The EDA project is centered around Creating Climate Change Resilient Livelihoods through Community Based Natural Resource Management in Namibia (CBNRM) and is implemented through the Environmental Investment Fund (EIF) of Namibia.
Sheya Shuushona Conservancy is situated in Otamazi constituency in Omusati region and covers an area of 506 600 hectares, with the project occupying a hectare.
According to information shared by EIF, the project design is centered around the construction of a solar plant at the Lodge and climate change awareness and capacity building for Conservancy Management Committees.
The project activities entail the establishment of a solar power plant with a total of 216 panels and a minimum capacity of 150Kw to provide power for the Lodge.
The Fund explained that the project is a manifestation of local-level empowerment and ownership as well as enterprise development through a joint venture through an off-take agreement with Namibia Exclusive Safari.
Furthermore, the concept further embeds a local-level fund which is ring-fenced for other climate change adaptation options.

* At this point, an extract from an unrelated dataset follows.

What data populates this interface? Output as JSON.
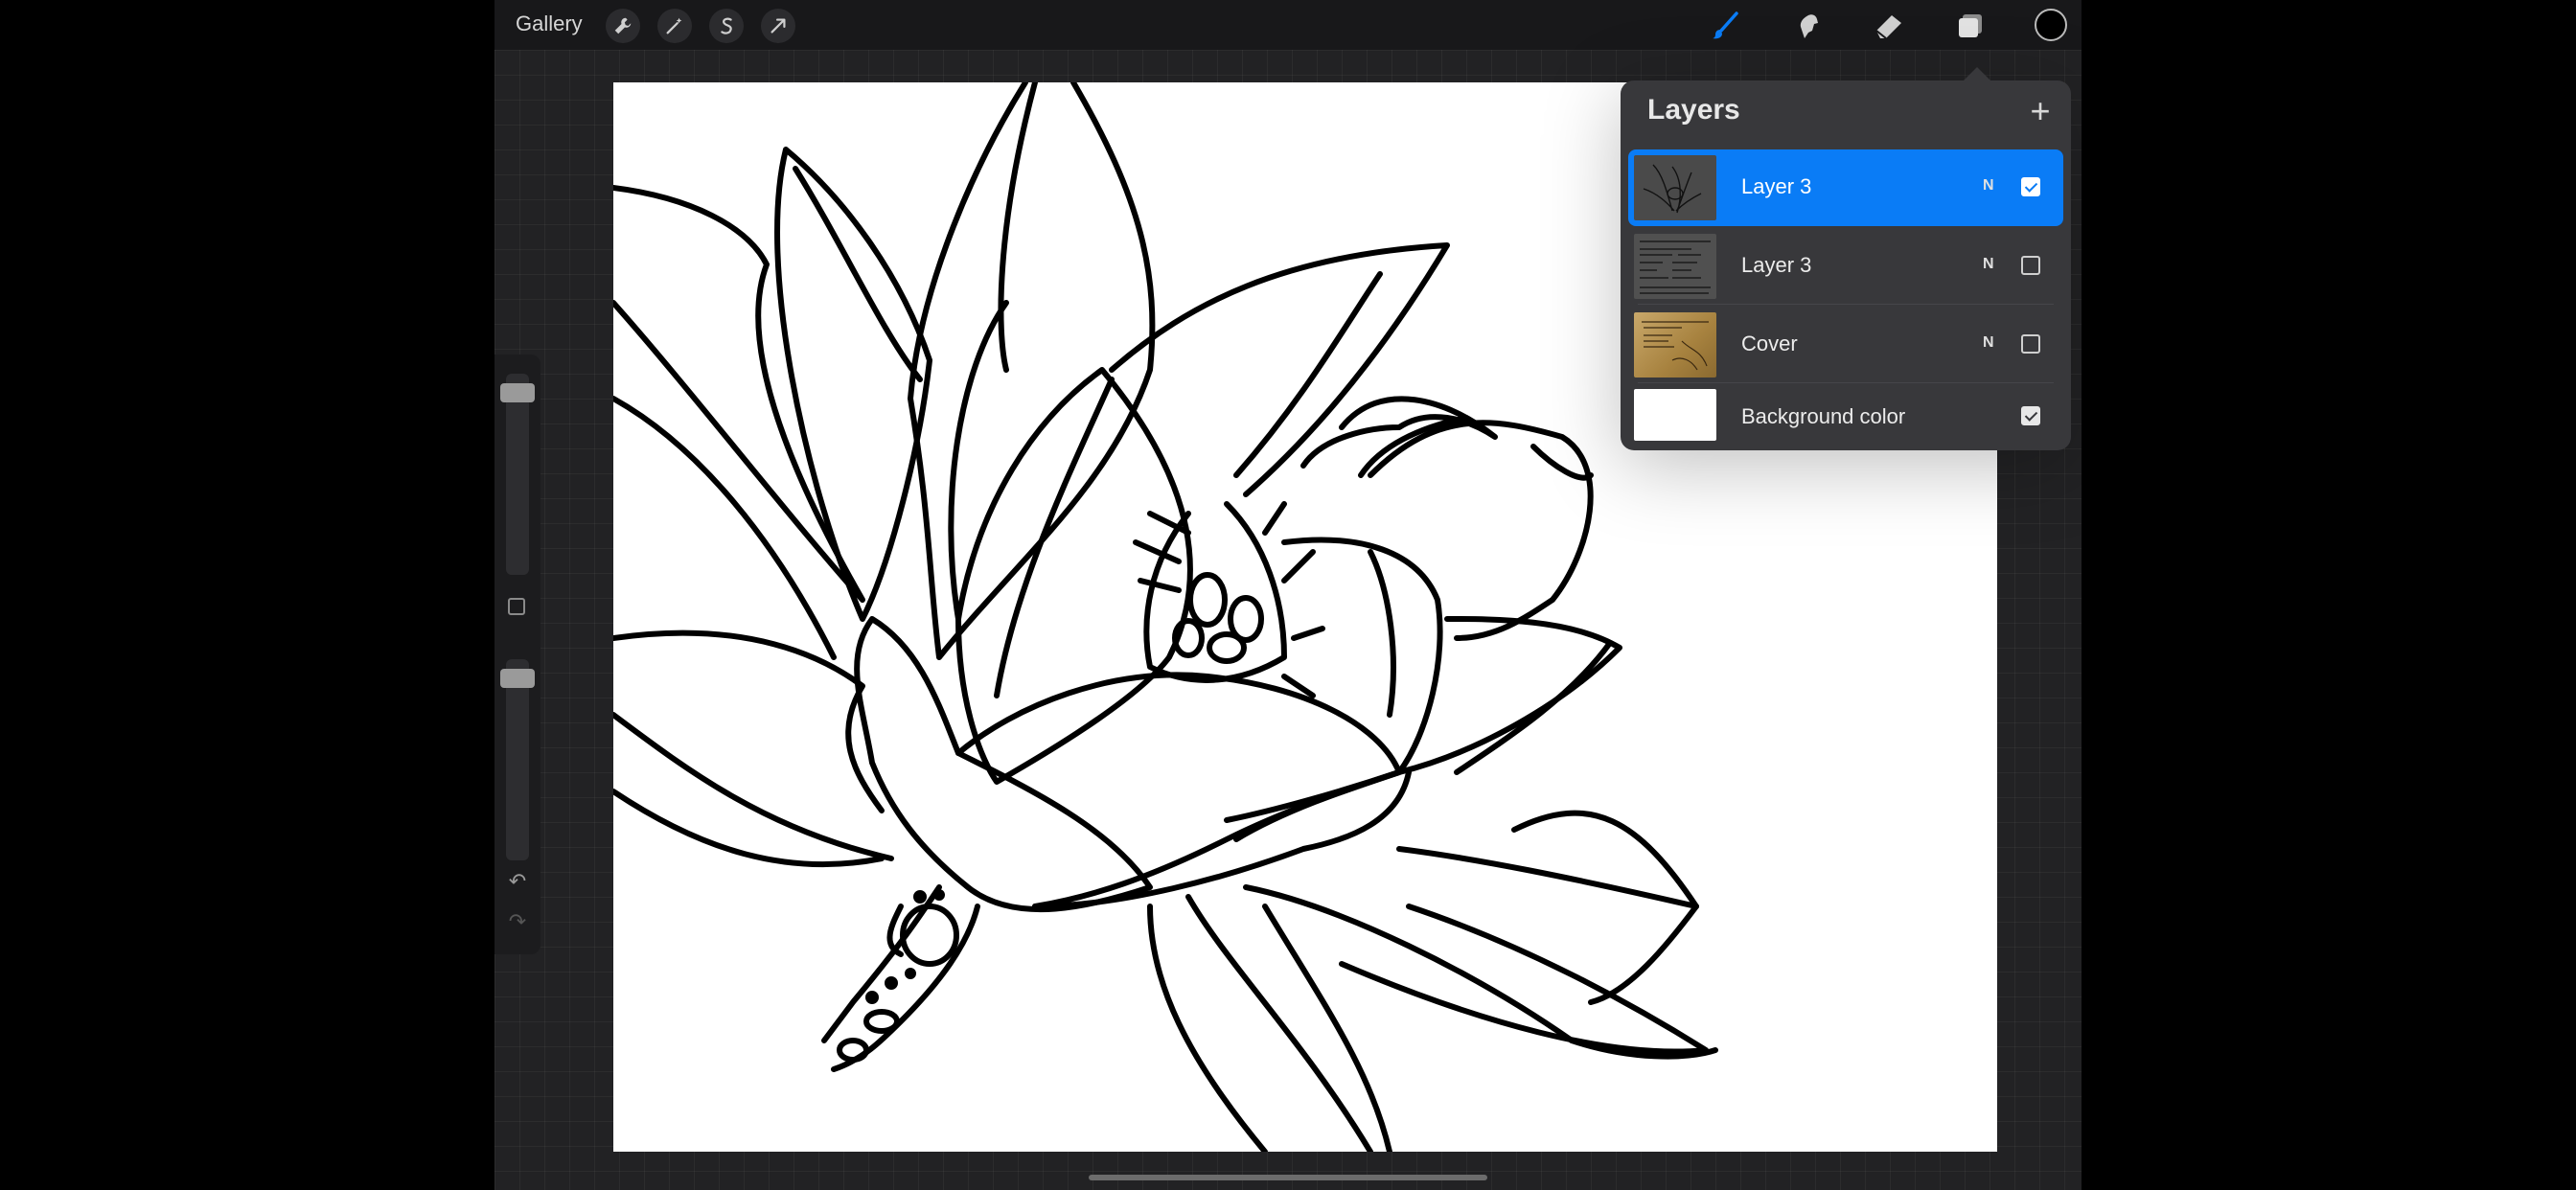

The update from EIF indicates that the project has to date benefited a total of 3 551 people and 17 jobs were created during the development of the solar plant.
The project further trained 10 youths on solar plant operation, maintenance, and administration.
The Fund added that the 150Kw will “greatly” empower the conservancy in its contribution to the tourism business and enhance renewable energy and energy efficiency targets.
THE RURAL ECONOMY AND ENERGY
During his officiating remarks, environment and tourism minister Pohamba Shifeta stated that access to modern energy services is one of the indices for the level of national development, worldwide.
He indicated that in developing countries such as Namibia, there is still quite a significant percentage of the population without access to energy services such as electricity, let alone the use of green energy to curb emissions.
“I have seen and experienced the struggle and drudgery of most of our community-based organizations in the absence of basic energy service facilities,” Shifeta testified.
He said most promising community-based establishments, especially those in very remote corners of the country, usually close down as a result of high operating costs related to diesel costs when CBNRM (community-based natural resource management ) communities are adopting diversified livelihood options in the face of severe climatic challenges.
The minister was however said that the intervention and involvement of key stakeholders will serve to provide the much needed income to the conservancy.
He further stated that he has been assured that certain mechanisms have been put in place for the creation of a revolving fund which will support community projects and livelihood options in the conservancy.
Shifeta said that the increased use of renewable energy such as the solar plant, will not only cushion the country from the adverse effects of climate change but will also act as a catalyst for enhancing social and economic development in the rural area.
Namibia has a National Policy on Climate Change in place whose aim is to contribute to the attainment of sustainable development in line with Namibia’s Vision 2030, through the strengthening of national capacities to reduce climate change risk and build resilience for any climate change-induced shocks. Email: firstname.lastname@example.org